The paper explores how Asian countries deal with the COVID-19 pandemic by comparing the role and limits of democracy and constitutional institutions such as the legislature, executive and judiciary. There are two types of comparison. First, are there differences between Asia and the rest of the world? If so, why? Second, are there differences among Asian countries? If so, why? The aim is to explore the universality and particularities of constitutional principles in the crisis of the COVID-19 pandemic.
The pandemic illustrates the crucial role of science for law and society. The legislator has to rely on scientific findings. Yet, the incorporation of scientific findings in law and at the same time upholding democracy has challenged lawmakers and courts around the globe. If the lawmaker is bound by scientific advice this might restrict people's will. It, thus, challenges democracy. The same holds true for the fight against climate change. In my paper, I will analyze different approaches (developed during the pandemic) to consider scientific findings in law-making, such as e.g. impact assessments or evaluations of laws. I will test whether these approaches might work in the context of climate change. If that proves true, such approaches could help to achieve “eco-democracy”, a democracy aiming at achieving the energy transition.
To grapple with the underlying link between democratic unbalanced performance and dire anti-pandemic policies, two central issues deserve our utmost attention. On the one hand, it is important to strike a clear-cut distinction between ‘emergency’ and ‘exception’. In terms of analytical accuracy, conflating or misrepresenting both ideas has usually ended up jeopardizing people’s rights and freedoms.
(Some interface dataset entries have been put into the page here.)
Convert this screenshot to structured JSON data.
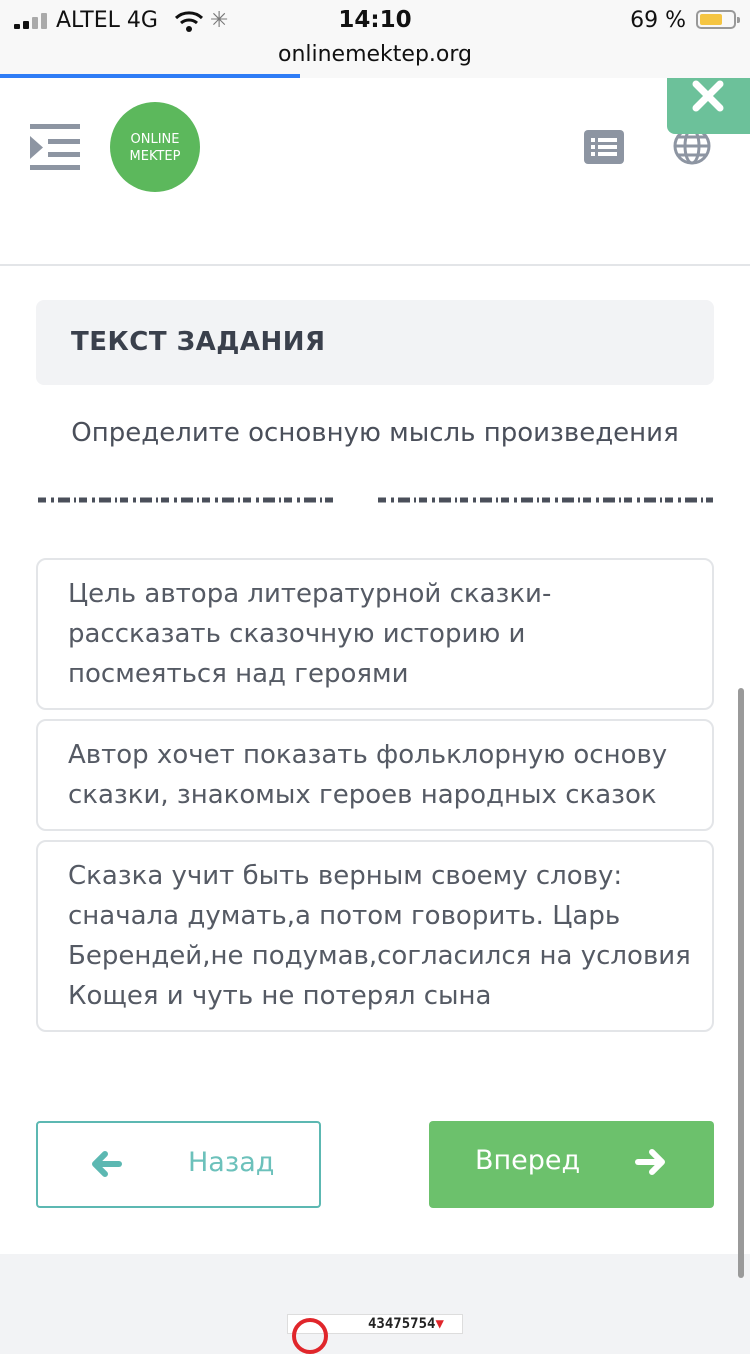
{
  "status_bar": {
    "carrier": "ALTEL 4G",
    "time": "14:10",
    "battery_percent": "69 %",
    "battery_level": 0.69,
    "icons": [
      "signal-icon",
      "wifi-icon",
      "loading-spinner-icon",
      "battery-icon"
    ]
  },
  "browser": {
    "url": "onlinemektep.org",
    "load_progress": 0.4
  },
  "header": {
    "logo_line1": "ONLINE",
    "logo_line2": "MEKTEP",
    "brand_color": "#5cb85c",
    "icons": [
      "menu-indent-icon",
      "list-icon",
      "globe-icon",
      "close-icon"
    ]
  },
  "task": {
    "title": "ТЕКСТ ЗАДАНИЯ",
    "question": "Определите основную мысль произведения"
  },
  "options": [
    {
      "text": "Цель автора литературной сказки-рассказать сказочную историю и посмеяться над героями"
    },
    {
      "text": "Автор хочет показать фольклорную основу сказки, знакомых героев народных сказок"
    },
    {
      "text": "Сказка учит быть верным своему слову: сначала думать,а потом говорить. Царь Берендей,не подумав,согласился на условия Кощея и чуть не потерял сына"
    }
  ],
  "navigation": {
    "back_label": "Назад",
    "next_label": "Вперед",
    "back_color": "#5cb8b2",
    "next_color": "#6cc16c"
  },
  "ad": {
    "number": "43475754"
  }
}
On the other hand, it is important to analyse how a flawed constitutional design and/or some decadent civic practices have undermined efficient responses, not to mention timely controls during an emergency. When unfettered executive leadership (as happens with consolidated “hyper-presidential” systems) takes place under extraordinary pandemic circumstances, ‘democratic backsliding’ looks like an inevitable self-fulfilling prophecy.
What role do online platforms play in managing and governing information during the pandemic? Chinese platforms cooperated substantially with the governments’ message (and message control) on the coronavirus, but also US-based platforms like Twitter and Facebook that had employed a hands-off approach to certain types of disinformation in the past invested considerably in the tools necessary to govern online disinformation more actively. Facebook, for instance, deleted Facebook events for anti-lockdown demonstrations while Twitter had to rely heavily on automated filtering (with human content governance employees back at home). This contribution will assess these practices, their impact and permanence in light of the author’s research on the important role of intermediaries as normative actors, including their establishment, through terms of service and content governance practices, of a private order of public communication.